On Wednesday, December 4, Ontario Secondary School Teachers’ Federation (OSSTF) members across the province will conduct a one-day withdrawal of services if there isn’t an agreement by then. In response, the Ontario School Board Council of Unions (OSBCU), representing 55,000 CUPE education workers, and all CUPE Ontario’s 280,000 members, have announced their support.
“We’ve heard OSSTF speak about class sizes, staffing, mandatory e-learning, and other issues that they believe are critical to protect our schools and we – CUPE education workers, parents, and communities - share their concerns,” says Laura Walton, President of OSBCU.
The focus of the Ford Conservatives and the Council of Trustees’ Association (CTA) should be on negotiating an agreement, says Walton. “There’s ample time to do that before Wednesday, but instead the Government seems intent on spreading misinformation, and the CTA is threatening legal action against allies of the OSSTF. This is a distraction from what matters: an agreement that ensures a strong public education system.”

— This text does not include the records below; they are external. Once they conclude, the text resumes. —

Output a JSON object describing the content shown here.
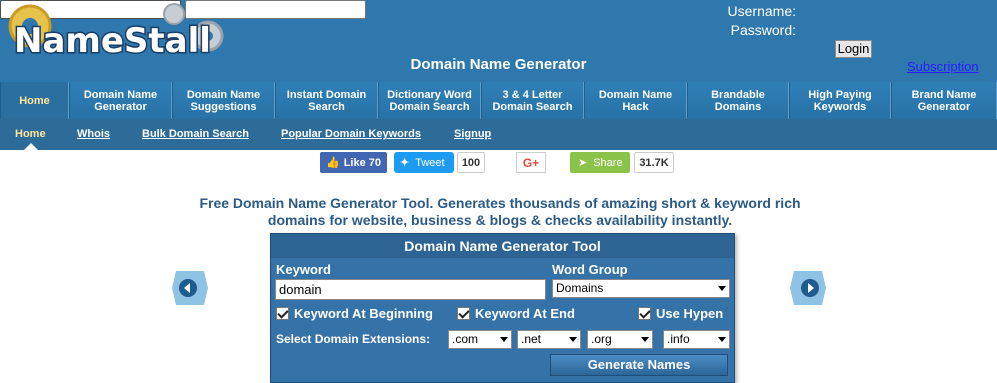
{
  "header": {
    "logo_text": "NameStall",
    "page_title": "Domain Name Generator",
    "username_label": "Username:",
    "password_label": "Password:",
    "login_label": "Login",
    "subscription_label": "Subscription"
  },
  "mainnav": [
    {
      "label": "Home"
    },
    {
      "label": "Domain Name Generator"
    },
    {
      "label": "Domain Name Suggestions"
    },
    {
      "label": "Instant Domain Search"
    },
    {
      "label": "Dictionary Word Domain Search"
    },
    {
      "label": "3 & 4 Letter Domain Search"
    },
    {
      "label": "Domain Name Hack"
    },
    {
      "label": "Brandable Domains"
    },
    {
      "label": "High Paying Keywords"
    },
    {
      "label": "Brand Name Generator"
    }
  ],
  "subnav": {
    "home": "Home",
    "whois": "Whois",
    "bulk": "Bulk Domain Search",
    "popular": "Popular Domain Keywords",
    "signup": "Signup"
  },
  "social": {
    "like_label": "Like 70",
    "tweet_label": "Tweet",
    "tweet_count": "100",
    "gplus_label": "G+",
    "share_label": "Share",
    "share_count": "31.7K"
  },
  "tagline": "Free Domain Name Generator Tool. Generates thousands of amazing short & keyword rich domains for website, business & blogs & checks availability instantly.",
  "tool": {
    "title": "Domain Name Generator Tool",
    "keyword_label": "Keyword",
    "keyword_value": "domain",
    "word_group_label": "Word Group",
    "word_group_value": "Domains",
    "chk_beginning": "Keyword At Beginning",
    "chk_end": "Keyword At End",
    "chk_hypen": "Use Hypen",
    "ext_label": "Select Domain Extensions:",
    "ext1": ".com",
    "ext2": ".net",
    "ext3": ".org",
    "ext4": ".info",
    "generate_label": "Generate Names"
  },
  "colors": {
    "header_bg": "#2e78ad",
    "nav_active_text": "#ffe49a",
    "tool_bg": "#3572a8",
    "tagline": "#2c5a86"
  }
}
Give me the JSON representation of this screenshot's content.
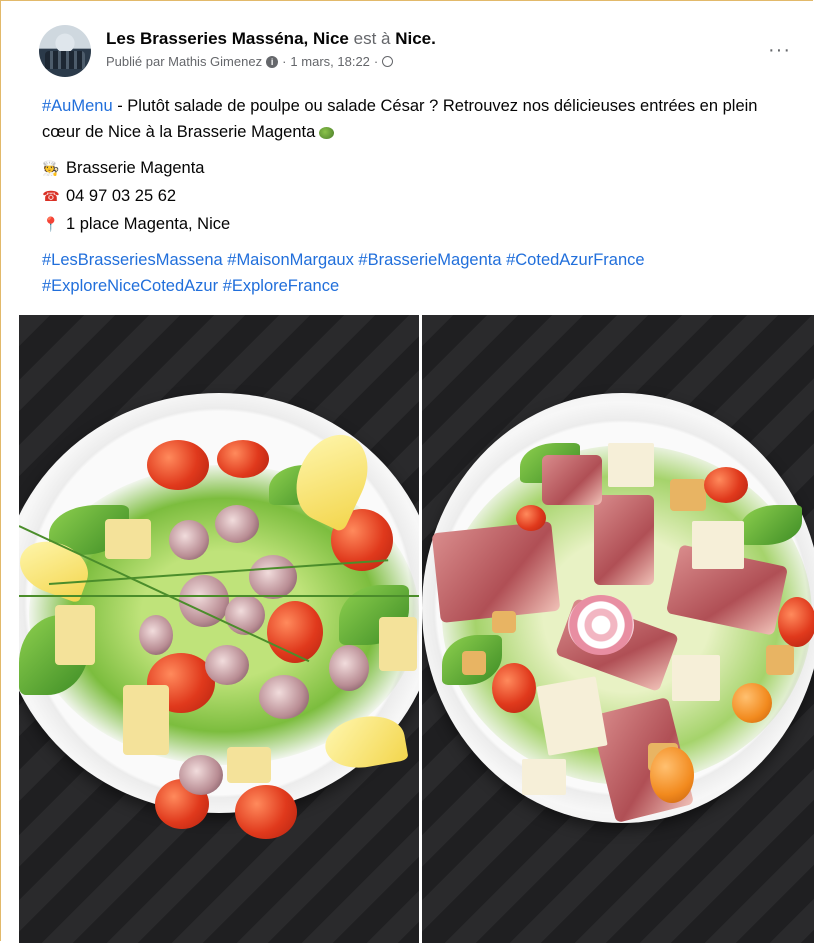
{
  "post": {
    "author": "Les Brasseries Masséna, Nice",
    "location_prefix": "est à",
    "location": "Nice.",
    "published_by": "Publié par Mathis Gimenez",
    "separator": "·",
    "date": "1 mars, 18:22",
    "more_label": "···",
    "hashtag_menu": "#AuMenu",
    "text_line": " - Plutôt salade de poulpe ou salade César ? Retrouvez nos délicieuses entrées en plein cœur de Nice à la Brasserie Magenta",
    "restaurant_emoji": "🧑‍🍳",
    "restaurant": "Brasserie Magenta",
    "phone_emoji": "☎",
    "phone": "04 97 03 25 62",
    "address_emoji": "📍",
    "address": "1 place Magenta, Nice",
    "hashtags": [
      "#LesBrasseriesMassena",
      "#MaisonMargaux",
      "#BrasserieMagenta",
      "#CotedAzurFrance",
      "#ExploreNiceCotedAzur",
      "#ExploreFrance"
    ]
  },
  "icons": {
    "avatar": "restaurant-team-photo",
    "info_badge": "i",
    "globe": "globe-icon",
    "salad": "green-salad-emoji"
  },
  "colors": {
    "hashtag": "#216fdb",
    "meta_text": "#65676b",
    "border": "#e2b96a"
  }
}
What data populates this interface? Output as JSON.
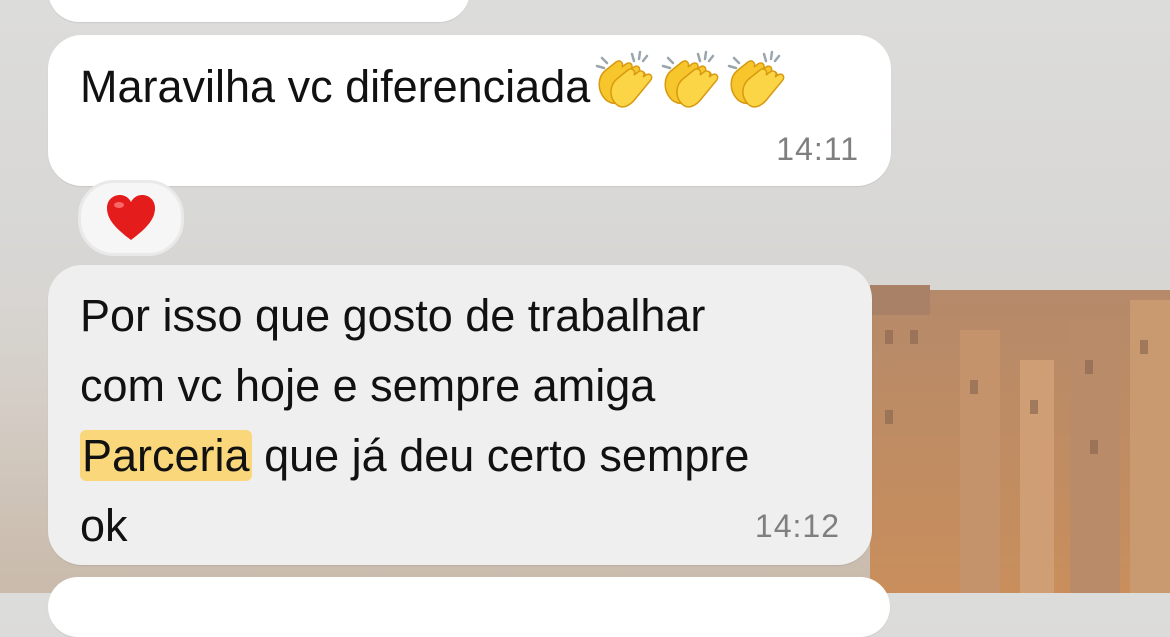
{
  "messages": [
    {
      "text": "Maravilha vc diferenciada",
      "emoji": "👏👏👏",
      "time": "14:11",
      "reaction": "❤️"
    },
    {
      "line1": "Por isso que gosto de trabalhar",
      "line2": "com vc hoje e sempre amiga",
      "highlighted_word": "Parceria",
      "line3_rest": " que já deu certo sempre",
      "line4": "ok",
      "time": "14:12"
    }
  ],
  "colors": {
    "incoming_bubble": "#ffffff",
    "selected_bubble": "#efefef",
    "highlight": "#fbd77c",
    "timestamp": "#7f7f7f"
  }
}
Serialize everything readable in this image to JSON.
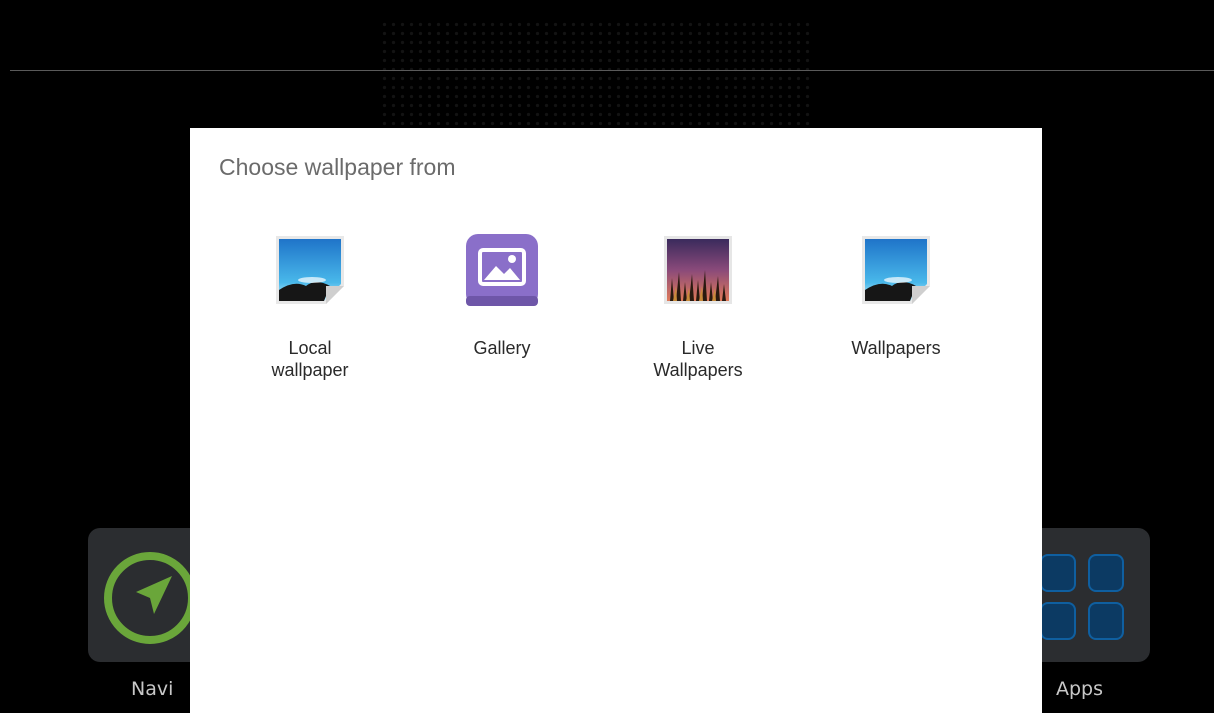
{
  "dialog": {
    "title": "Choose wallpaper from",
    "options": [
      {
        "label": "Local\nwallpaper",
        "icon": "landscape-picture-icon"
      },
      {
        "label": "Gallery",
        "icon": "gallery-icon"
      },
      {
        "label": "Live\nWallpapers",
        "icon": "live-wallpaper-icon"
      },
      {
        "label": "Wallpapers",
        "icon": "landscape-picture-icon"
      }
    ]
  },
  "home": {
    "navi_label": "Navi",
    "apps_label": "Apps"
  },
  "colors": {
    "gallery_purple": "#8a6fc9",
    "navi_green": "#6aa63a",
    "apps_blue": "#0f5fa0"
  }
}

The Government and the CTA refusing to negotiate a fair collective agreement initially lead the OSSTF – as well as the Elementary Teachers’ Federation of Ontario (ETFO) - to initiate a limited withdrawal of administrative services that began November 26.
“CUPE education workers’ recent agreement that averted a strike and forced the Conservatives to back down on concessions, restored services, and put money back into services was won in no small part because of the support of allies,” says Fred Hahn, CUPE Ontario President. “But now the Minister of Education is using that agreement as a wedge against allies who stood with us. We stand with them in their efforts to defend public education.”
The leadership of the union therefore recommends to locals that they exercise their democratic right to engage in political protest and support their allies who will participate in province-wide picket lines.
“We always say that we’re a team in our schools and a team in the streets and we’re proving it by recommending that we refuse to cross picket lines,” says Walton. “Whether it’s elementary teachers, Catholic school teachers, secondary teachers, support staff, or parents, we all share their desire for a strong, publicly-funded and publicly-delivered education system and we will support them until we win it together.”